An example coach in this category is Mike Nolan, who lost his job as San Francisco 49ers head coach after going 2-5 in 2008. The 49ers never gained much traction under Nolan. In his previous three seasons in San Francisco, his teams had never posted a winning record.

Long-Tenured Firings:

Finally we arrive at coaches more like McCarthy who held their position for at least 4 full seasons before being removed. These coaches generally did not clash with their front office like those quick firings, nor were their tenures marked by consistently poor performance like those short term firings.

Instead, the common cause for the midseason removal of a long-tenured coach tends to be a downturn in performance. Their poor season comes on the heels of a 9-7 season and an average 8-8 yearly record over the course of their tenure with the team. In several cases (e.g., Dennis Green, McCarthy), this downturn in performance accompanied a public spat with ownership or players, not unlike those cases that dominate the Short-Tenured group.

Another example coach in this category is Jack Del Rio who was fired from the Jacksonville Jaguars during the 2011 season after 8.5 seasons as head coach. Before the 2011 season, Del Rio had led to Jaguars to a 65-63 record, including two playoff appearances.

Del Rio navigated numerous challenges during his time in Jacksonville. His teams were AFC South contemporaries with the Peyton Manning-led Indianapolis Colts, who dominated the division during this time. He also turned down a 2010 offer to become head coach at USC, his alma mater. Despite his prior success, Del Rio was fired after a 3-8 start to the 2011 season.

What do these findings mean? Midseason firings are essentially driven by two key factors:

  1. Conflict with ownership/locker room
  2. An exceptionally poor start to the season

The importance of each of these factors differs based on the length of head coach’s tenure with his organization. Note that neither of these factors include such difficult to reach goals such as “Win the Super Bowl” or even “Win the division.” Our research here suggests that a head coach will be safe as long as he achieves quiet mediocrity. Extreme negative deviations away from that quiet mediocrity are a key factor towards a head coach being fired in the middle of a season.

We’ll continue examining the midseason head coach firing cycle throughout the week. Next, we’ll examine those coaches who are chosen to be interim head coach through the end of the season.

Part 2:Next Man Up

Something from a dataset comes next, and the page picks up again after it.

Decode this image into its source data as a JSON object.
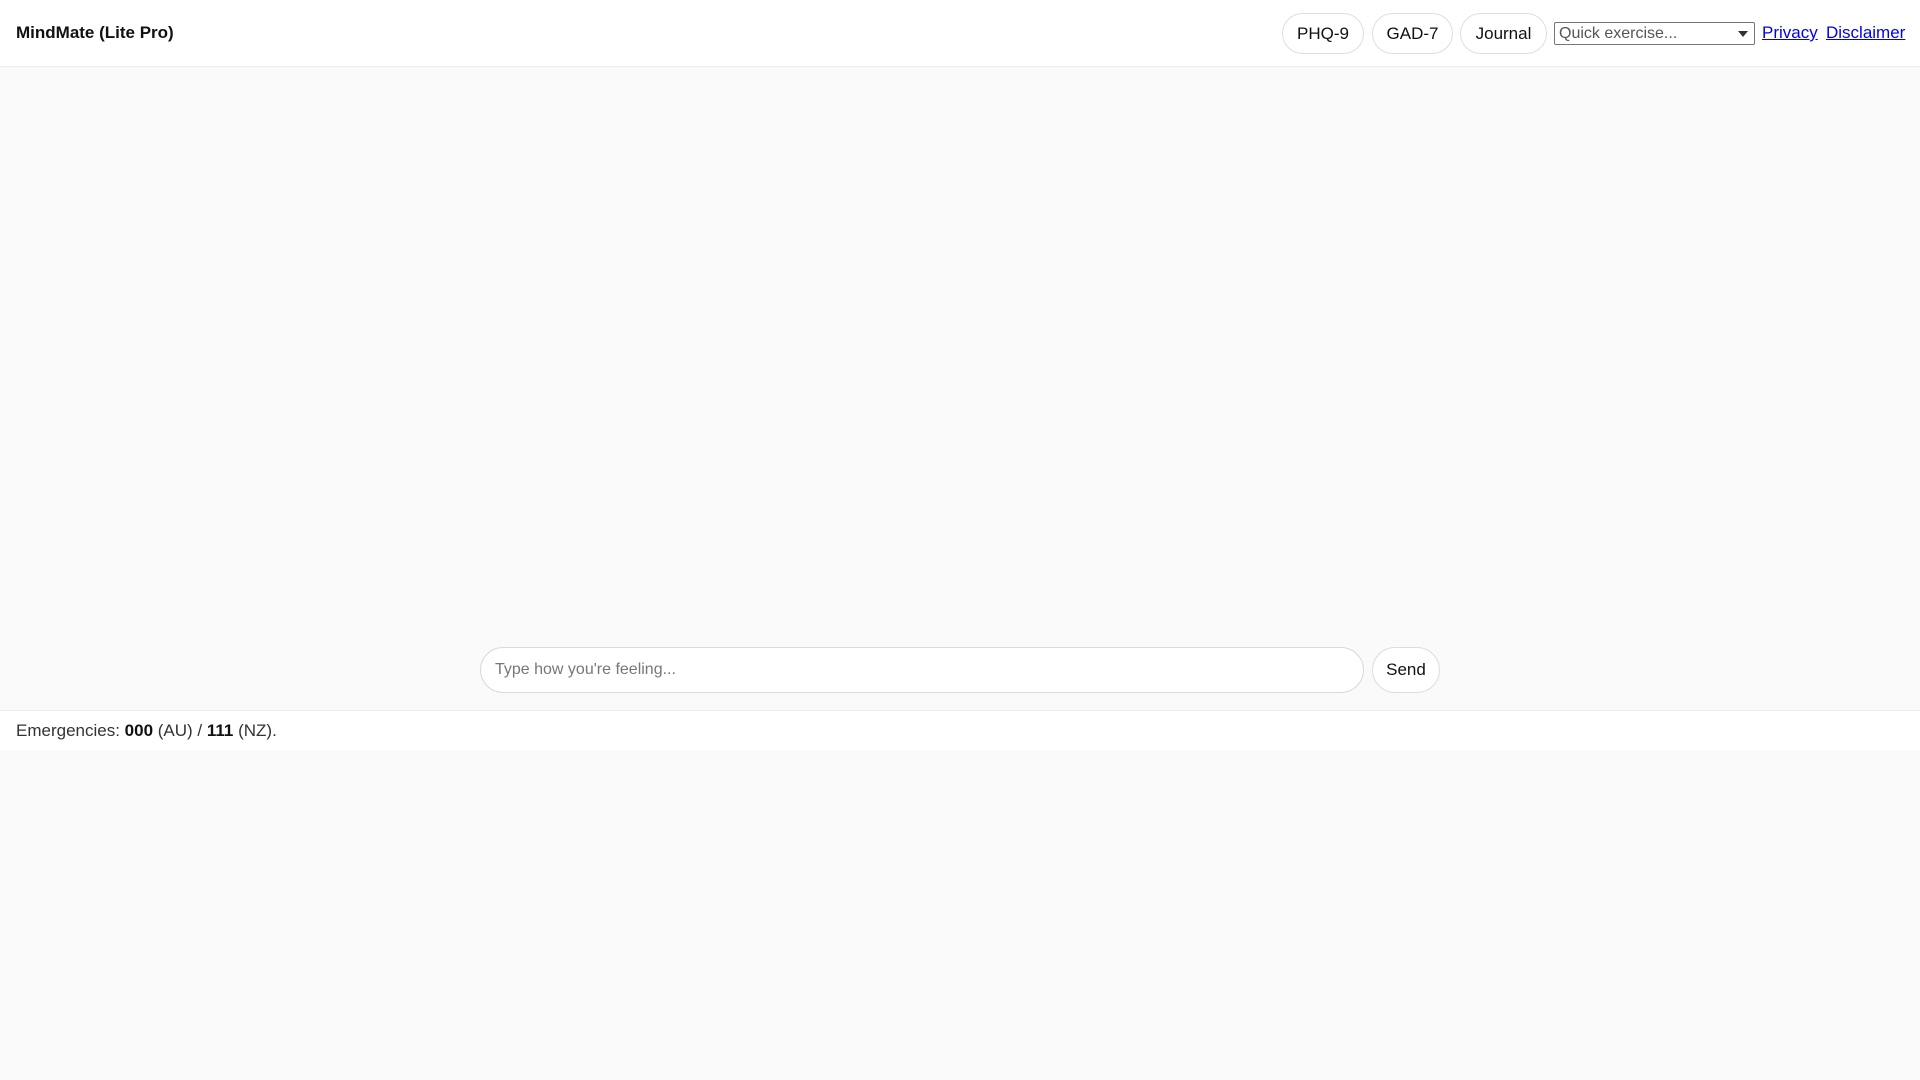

Analysis Note: 32 head coaches have been removed from their position midseason since 1990. 5 other head coaches - Bobby Ross, Butch Davis, Dave Wannstedt, Bobby Petrino, and Gary Kubiak - officially resigned from their position for varying reasons and were removed from the analysis.